Scientists have identified and recreated the scent used to preserve the remains of an Egyptian noblewoman mummified in 1450 BC, the Daily Mail reported, with the aroma called “the scent of eternity.”
Advanced chemical analysis technology made it possible to recreate the smell of the embalming fluid used to preserve the mummy found at the Valley of the Kings in Luxor.
Named Senetnay, the mummy lived 3,500 years ago and had breastfed King Amenhotep II during his infancy, the paper reported, adding that she was known as “Ornament of the King”.
The perfume contains a complex mixture of ingredients – from vanilla-like coumarin, sweet anti-bacterial beeswax, the odor of a resin similar to pine-tree and benzoic acid sourced from plants such as cinnamon and cloves.
But the odor also features a distinct aroma similar to modern asphalt roads, the result of the bitumen in mummification to insulate organs from moisture and insects.
As ancient Egyptian texts are scarce on the exact ingredients used in embalming perfumes, modern day scientists have had to use state-of-the-art analysis to examine the materials.
A smell of history
‘The scent of eternity‘ will be displayed at the Moesgaard Museum in Denmark in an upcoming exhibition, allowing visitors a unique chance to get a whiff of the ancient Egyptian mummification process.

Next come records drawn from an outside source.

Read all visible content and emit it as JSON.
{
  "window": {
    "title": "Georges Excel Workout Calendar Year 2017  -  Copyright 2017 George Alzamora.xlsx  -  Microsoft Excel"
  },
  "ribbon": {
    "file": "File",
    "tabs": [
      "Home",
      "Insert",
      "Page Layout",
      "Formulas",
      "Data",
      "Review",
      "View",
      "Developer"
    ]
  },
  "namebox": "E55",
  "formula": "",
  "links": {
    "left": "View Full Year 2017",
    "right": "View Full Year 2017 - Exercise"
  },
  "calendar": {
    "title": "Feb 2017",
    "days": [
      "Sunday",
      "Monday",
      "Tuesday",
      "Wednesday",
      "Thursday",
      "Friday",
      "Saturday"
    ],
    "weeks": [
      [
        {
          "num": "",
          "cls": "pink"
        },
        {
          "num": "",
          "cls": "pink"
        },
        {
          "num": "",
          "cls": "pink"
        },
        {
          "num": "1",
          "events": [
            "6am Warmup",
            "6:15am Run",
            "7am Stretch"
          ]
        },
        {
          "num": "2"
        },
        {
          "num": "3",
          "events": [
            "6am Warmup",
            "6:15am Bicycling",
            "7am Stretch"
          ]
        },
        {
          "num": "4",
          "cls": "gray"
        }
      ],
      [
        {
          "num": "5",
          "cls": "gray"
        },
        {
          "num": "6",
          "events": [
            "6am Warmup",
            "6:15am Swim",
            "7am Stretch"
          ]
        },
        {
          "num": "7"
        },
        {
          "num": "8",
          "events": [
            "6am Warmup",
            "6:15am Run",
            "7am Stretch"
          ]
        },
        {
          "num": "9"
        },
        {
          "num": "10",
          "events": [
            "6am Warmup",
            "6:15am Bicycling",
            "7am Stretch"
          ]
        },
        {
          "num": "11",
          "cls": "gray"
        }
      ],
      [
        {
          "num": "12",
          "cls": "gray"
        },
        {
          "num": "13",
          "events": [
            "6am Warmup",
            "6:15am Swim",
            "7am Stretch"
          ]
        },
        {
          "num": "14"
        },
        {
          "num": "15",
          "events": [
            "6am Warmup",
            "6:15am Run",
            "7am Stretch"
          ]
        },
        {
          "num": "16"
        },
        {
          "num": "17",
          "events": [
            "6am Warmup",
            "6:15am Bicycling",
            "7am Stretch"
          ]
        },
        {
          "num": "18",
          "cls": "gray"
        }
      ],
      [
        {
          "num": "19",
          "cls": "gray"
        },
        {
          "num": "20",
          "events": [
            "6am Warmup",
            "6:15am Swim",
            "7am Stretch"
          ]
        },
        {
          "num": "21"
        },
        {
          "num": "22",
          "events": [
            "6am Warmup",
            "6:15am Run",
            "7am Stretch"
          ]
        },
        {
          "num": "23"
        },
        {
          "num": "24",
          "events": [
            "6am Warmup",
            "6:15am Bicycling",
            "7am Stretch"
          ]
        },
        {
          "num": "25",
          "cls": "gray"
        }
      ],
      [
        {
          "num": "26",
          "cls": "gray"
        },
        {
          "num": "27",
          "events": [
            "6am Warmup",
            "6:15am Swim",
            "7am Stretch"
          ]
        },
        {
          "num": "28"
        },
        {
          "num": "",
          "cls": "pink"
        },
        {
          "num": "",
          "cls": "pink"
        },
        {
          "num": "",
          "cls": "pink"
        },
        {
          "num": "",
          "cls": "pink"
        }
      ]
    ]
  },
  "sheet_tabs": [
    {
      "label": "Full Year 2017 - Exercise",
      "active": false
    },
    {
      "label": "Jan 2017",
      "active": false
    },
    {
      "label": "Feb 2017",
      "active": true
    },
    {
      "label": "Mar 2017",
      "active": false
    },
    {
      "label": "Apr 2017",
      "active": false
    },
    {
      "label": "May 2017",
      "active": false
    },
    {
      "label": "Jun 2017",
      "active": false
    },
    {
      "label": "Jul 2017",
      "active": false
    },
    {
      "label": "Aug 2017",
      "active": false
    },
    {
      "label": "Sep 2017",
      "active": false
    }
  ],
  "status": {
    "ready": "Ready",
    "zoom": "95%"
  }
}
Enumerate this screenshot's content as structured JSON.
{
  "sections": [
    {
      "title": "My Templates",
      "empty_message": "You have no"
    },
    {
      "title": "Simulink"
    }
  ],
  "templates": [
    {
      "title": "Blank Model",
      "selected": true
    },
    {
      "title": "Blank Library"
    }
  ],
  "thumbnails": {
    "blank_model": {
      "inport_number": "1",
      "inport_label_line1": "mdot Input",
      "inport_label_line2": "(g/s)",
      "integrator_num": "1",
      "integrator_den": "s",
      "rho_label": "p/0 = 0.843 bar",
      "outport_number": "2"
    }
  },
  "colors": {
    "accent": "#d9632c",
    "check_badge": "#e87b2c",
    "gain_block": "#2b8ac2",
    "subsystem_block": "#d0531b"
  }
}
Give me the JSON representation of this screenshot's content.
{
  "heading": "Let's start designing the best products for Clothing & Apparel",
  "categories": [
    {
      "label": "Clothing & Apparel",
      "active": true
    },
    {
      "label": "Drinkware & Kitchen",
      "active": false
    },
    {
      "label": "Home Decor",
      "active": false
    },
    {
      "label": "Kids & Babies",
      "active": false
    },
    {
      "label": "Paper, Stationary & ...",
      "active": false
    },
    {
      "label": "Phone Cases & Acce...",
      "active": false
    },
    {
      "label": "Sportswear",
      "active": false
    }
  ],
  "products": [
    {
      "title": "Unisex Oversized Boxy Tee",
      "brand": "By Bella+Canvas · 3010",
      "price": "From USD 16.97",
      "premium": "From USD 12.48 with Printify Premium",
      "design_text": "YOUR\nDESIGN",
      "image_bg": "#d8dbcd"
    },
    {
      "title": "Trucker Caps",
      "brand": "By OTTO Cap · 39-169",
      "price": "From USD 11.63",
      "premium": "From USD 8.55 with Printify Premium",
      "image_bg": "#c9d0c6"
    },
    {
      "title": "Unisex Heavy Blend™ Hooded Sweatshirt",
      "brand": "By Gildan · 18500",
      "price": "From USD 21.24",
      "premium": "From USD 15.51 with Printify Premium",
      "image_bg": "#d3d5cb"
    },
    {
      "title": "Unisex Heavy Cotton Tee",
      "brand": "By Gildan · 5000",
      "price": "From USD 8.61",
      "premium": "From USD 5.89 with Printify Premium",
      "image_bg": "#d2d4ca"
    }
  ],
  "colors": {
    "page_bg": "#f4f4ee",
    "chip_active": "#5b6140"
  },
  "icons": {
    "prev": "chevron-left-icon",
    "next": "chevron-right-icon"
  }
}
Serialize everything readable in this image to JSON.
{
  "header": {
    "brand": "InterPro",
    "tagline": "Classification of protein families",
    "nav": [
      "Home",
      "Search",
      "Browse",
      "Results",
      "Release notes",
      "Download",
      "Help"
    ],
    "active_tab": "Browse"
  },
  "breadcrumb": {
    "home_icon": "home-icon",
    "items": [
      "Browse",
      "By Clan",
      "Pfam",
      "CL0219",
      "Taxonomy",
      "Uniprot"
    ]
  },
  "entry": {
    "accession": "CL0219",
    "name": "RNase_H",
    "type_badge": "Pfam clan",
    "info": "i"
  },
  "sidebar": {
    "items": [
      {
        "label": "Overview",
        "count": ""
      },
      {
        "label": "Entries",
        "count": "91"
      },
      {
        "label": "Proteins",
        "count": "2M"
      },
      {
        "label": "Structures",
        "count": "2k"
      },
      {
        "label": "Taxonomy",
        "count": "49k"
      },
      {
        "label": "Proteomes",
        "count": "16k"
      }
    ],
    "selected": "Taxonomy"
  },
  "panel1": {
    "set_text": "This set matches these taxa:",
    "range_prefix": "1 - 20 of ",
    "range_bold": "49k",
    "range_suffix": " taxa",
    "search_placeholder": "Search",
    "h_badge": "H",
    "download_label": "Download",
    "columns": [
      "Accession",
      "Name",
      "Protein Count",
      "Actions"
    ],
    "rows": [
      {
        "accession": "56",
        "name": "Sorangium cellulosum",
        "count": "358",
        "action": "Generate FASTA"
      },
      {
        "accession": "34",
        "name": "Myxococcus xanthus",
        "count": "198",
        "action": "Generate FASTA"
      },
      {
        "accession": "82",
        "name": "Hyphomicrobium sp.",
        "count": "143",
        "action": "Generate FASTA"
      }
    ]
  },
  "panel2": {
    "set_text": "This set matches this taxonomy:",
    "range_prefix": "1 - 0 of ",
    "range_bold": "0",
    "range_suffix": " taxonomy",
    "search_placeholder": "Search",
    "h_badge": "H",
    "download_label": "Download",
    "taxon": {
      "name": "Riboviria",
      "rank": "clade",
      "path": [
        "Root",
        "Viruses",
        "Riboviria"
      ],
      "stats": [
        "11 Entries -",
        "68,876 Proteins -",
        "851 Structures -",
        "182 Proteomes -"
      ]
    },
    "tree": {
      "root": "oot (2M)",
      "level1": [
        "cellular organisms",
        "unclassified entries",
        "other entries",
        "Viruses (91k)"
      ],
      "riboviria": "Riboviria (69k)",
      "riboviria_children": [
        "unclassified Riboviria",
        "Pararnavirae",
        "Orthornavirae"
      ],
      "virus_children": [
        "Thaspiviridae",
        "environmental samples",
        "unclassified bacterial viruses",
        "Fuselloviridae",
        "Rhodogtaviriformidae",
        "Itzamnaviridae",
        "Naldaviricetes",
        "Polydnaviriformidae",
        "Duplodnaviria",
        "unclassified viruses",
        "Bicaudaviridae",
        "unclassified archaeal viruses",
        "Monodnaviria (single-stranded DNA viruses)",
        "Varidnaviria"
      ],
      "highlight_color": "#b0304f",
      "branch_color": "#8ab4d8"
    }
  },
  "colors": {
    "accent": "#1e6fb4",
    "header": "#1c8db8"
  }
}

The scent was recreated by taking samples from two jars containing Senetnay’s liver and lungs, exhumed from the famous Valley of the Kings by archaeologist Howard Carter over a century ago.
The scientists divided the embalming fluid into individual molecules using processes such as chromatography, which bombards materials with gases to separate it into smaller parts.
They worked closely with French perfumer Carole Calvez and sensory museum scientist Sofia Collette Ehrich to revive the ancient scent.
The researchers described the six complex components of embalming fluid in the journal Scientific Reports, which reveal the truly exceptional status Senetnay held in life – as also demonstrated by her burial at the Valley of the Kings, which was reserved for ancient Egypt’s more powerful royalty.
“These results show how advanced the Ancient Egyptian mummification process was – but recreating the scent of eternity is also like a time machine,” the Daily Mail quoted Barbara Huber, who led the study from the Max Planck Institute of Geoanthropology.
“People are used to looking at mummies and reading museum descriptions, but this helps them to actually experience how the past smelled,” she added.
“The scent of eternity represents more than just the aroma of the mummification process. It embodies the rich cultural, historical, and spiritual significance of Ancient Egyptian mortuary practices.”
One interesting discovery from this find is the indication that Egypt may have been practicing international trade about 1,000 years earlier than previously thought.
Previously, Peppercorns found in the nose of Pharaoh Ramses II suggested trade with southern India, as these peppercorns were only found there. Now a fragrant, gummy resin called ‘dammar’ believed to have been found in Senetnay’s embalming fluid suggests that international trade could have existed 250 years before that of Ramses II.
The source of the dammar resin is likely from the dipterocarp trees that grow in Southeast Asia. If verified, this indicates that ancient Egyptians were able to reach Southeast Asia approximately a thousand years earlier than previously assumed.